[Records to use]
####################

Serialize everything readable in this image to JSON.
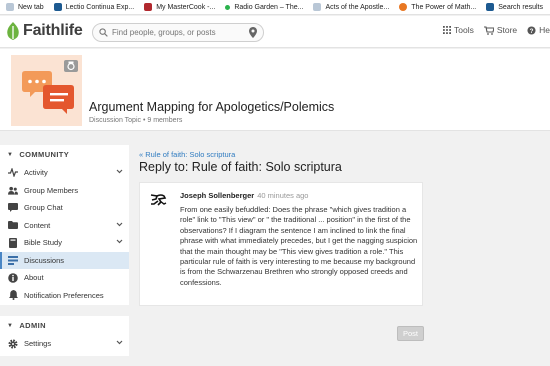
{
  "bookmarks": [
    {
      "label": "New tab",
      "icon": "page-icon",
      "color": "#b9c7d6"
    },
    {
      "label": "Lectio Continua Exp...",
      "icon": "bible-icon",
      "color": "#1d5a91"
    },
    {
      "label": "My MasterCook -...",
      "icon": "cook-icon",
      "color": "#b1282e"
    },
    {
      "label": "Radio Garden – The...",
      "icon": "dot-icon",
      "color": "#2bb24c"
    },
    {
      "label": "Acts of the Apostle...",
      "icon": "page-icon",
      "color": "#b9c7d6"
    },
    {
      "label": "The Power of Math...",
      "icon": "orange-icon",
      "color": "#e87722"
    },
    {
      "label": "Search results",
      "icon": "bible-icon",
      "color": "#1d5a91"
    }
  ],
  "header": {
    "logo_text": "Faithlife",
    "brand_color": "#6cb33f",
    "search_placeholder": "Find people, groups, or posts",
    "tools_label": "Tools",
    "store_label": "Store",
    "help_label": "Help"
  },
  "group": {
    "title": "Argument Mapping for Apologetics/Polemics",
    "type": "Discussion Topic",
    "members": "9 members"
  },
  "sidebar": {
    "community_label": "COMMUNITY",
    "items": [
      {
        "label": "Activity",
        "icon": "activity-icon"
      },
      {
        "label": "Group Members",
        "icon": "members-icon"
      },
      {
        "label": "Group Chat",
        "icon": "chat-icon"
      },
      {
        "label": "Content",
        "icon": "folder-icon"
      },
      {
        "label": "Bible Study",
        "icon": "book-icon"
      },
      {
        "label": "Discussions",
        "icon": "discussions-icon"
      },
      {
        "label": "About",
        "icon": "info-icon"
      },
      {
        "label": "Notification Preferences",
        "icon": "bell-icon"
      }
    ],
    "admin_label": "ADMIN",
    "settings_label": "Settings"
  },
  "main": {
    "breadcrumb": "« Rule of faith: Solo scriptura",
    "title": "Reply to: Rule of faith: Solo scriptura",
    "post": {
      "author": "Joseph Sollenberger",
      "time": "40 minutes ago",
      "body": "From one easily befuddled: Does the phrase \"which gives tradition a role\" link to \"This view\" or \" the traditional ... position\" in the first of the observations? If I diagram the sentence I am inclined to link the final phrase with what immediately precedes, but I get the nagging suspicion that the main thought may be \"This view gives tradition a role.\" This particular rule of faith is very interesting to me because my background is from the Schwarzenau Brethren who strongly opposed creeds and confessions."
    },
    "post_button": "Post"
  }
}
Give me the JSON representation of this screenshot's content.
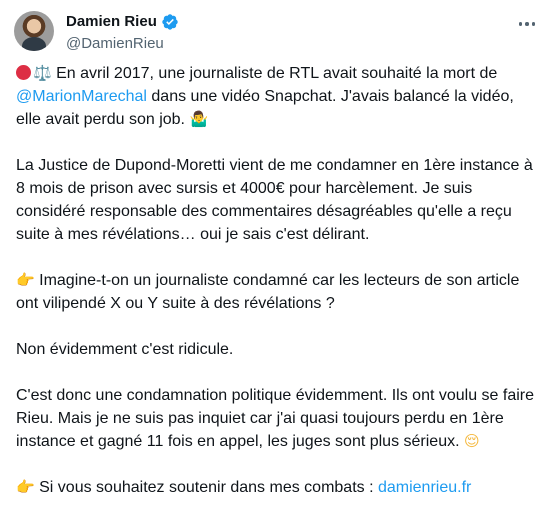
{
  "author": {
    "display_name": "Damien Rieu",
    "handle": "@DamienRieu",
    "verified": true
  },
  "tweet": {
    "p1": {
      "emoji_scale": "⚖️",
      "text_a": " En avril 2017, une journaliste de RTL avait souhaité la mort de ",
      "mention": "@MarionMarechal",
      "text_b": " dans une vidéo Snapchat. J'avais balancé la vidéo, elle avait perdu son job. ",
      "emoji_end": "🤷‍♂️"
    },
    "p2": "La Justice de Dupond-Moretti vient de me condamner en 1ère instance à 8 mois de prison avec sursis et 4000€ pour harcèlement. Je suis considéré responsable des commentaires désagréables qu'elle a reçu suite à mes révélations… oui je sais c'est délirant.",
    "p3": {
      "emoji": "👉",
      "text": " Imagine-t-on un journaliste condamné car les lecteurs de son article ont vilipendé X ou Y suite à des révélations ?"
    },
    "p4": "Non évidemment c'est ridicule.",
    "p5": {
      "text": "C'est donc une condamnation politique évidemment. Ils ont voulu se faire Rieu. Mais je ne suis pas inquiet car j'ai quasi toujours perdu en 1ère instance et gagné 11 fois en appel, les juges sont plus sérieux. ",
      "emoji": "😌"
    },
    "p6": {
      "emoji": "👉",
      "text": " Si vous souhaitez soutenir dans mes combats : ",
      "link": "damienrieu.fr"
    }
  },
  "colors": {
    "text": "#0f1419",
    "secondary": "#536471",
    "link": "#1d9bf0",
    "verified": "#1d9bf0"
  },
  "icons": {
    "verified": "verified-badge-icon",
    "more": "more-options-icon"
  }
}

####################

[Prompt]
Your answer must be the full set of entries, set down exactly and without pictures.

[Output for this task]
Serialize everything readable in this image to JSON.
{
  "bookmarks": [
    {
      "label": "New tab",
      "icon": "page-icon",
      "color": "#b9c7d6"
    },
    {
      "label": "Lectio Continua Exp...",
      "icon": "bible-icon",
      "color": "#1d5a91"
    },
    {
      "label": "My MasterCook -...",
      "icon": "cook-icon",
      "color": "#b1282e"
    },
    {
      "label": "Radio Garden – The...",
      "icon": "dot-icon",
      "color": "#2bb24c"
    },
    {
      "label": "Acts of the Apostle...",
      "icon": "page-icon",
      "color": "#b9c7d6"
    },
    {
      "label": "The Power of Math...",
      "icon": "orange-icon",
      "color": "#e87722"
    },
    {
      "label": "Search results",
      "icon": "bible-icon",
      "color": "#1d5a91"
    }
  ],
  "header": {
    "logo_text": "Faithlife",
    "brand_color": "#6cb33f",
    "search_placeholder": "Find people, groups, or posts",
    "tools_label": "Tools",
    "store_label": "Store",
    "help_label": "Help"
  },
  "group": {
    "title": "Argument Mapping for Apologetics/Polemics",
    "type": "Discussion Topic",
    "members": "9 members"
  },
  "sidebar": {
    "community_label": "COMMUNITY",
    "items": [
      {
        "label": "Activity",
        "icon": "activity-icon"
      },
      {
        "label": "Group Members",
        "icon": "members-icon"
      },
      {
        "label": "Group Chat",
        "icon": "chat-icon"
      },
      {
        "label": "Content",
        "icon": "folder-icon"
      },
      {
        "label": "Bible Study",
        "icon": "book-icon"
      },
      {
        "label": "Discussions",
        "icon": "discussions-icon"
      },
      {
        "label": "About",
        "icon": "info-icon"
      },
      {
        "label": "Notification Preferences",
        "icon": "bell-icon"
      }
    ],
    "admin_label": "ADMIN",
    "settings_label": "Settings"
  },
  "main": {
    "breadcrumb": "« Rule of faith: Solo scriptura",
    "title": "Reply to: Rule of faith: Solo scriptura",
    "post": {
      "author": "Joseph Sollenberger",
      "time": "40 minutes ago",
      "body": "From one easily befuddled: Does the phrase \"which gives tradition a role\" link to \"This view\" or \" the traditional ... position\" in the first of the observations? If I diagram the sentence I am inclined to link the final phrase with what immediately precedes, but I get the nagging suspicion that the main thought may be \"This view gives tradition a role.\" This particular rule of faith is very interesting to me because my background is from the Schwarzenau Brethren who strongly opposed creeds and confessions."
    },
    "post_button": "Post"
  }
}
Give me the JSON representation of this screenshot's content.
{
  "author": {
    "display_name": "Damien Rieu",
    "handle": "@DamienRieu",
    "verified": true
  },
  "tweet": {
    "p1": {
      "emoji_scale": "⚖️",
      "text_a": " En avril 2017, une journaliste de RTL avait souhaité la mort de ",
      "mention": "@MarionMarechal",
      "text_b": " dans une vidéo Snapchat. J'avais balancé la vidéo, elle avait perdu son job. ",
      "emoji_end": "🤷‍♂️"
    },
    "p2": "La Justice de Dupond-Moretti vient de me condamner en 1ère instance à 8 mois de prison avec sursis et 4000€ pour harcèlement. Je suis considéré responsable des commentaires désagréables qu'elle a reçu suite à mes révélations… oui je sais c'est délirant.",
    "p3": {
      "emoji": "👉",
      "text": " Imagine-t-on un journaliste condamné car les lecteurs de son article ont vilipendé X ou Y suite à des révélations ?"
    },
    "p4": "Non évidemment c'est ridicule.",
    "p5": {
      "text": "C'est donc une condamnation politique évidemment. Ils ont voulu se faire Rieu. Mais je ne suis pas inquiet car j'ai quasi toujours perdu en 1ère instance et gagné 11 fois en appel, les juges sont plus sérieux. ",
      "emoji": "😌"
    },
    "p6": {
      "emoji": "👉",
      "text": " Si vous souhaitez soutenir dans mes combats : ",
      "link": "damienrieu.fr"
    }
  },
  "colors": {
    "text": "#0f1419",
    "secondary": "#536471",
    "link": "#1d9bf0",
    "verified": "#1d9bf0"
  },
  "icons": {
    "verified": "verified-badge-icon",
    "more": "more-options-icon"
  }
}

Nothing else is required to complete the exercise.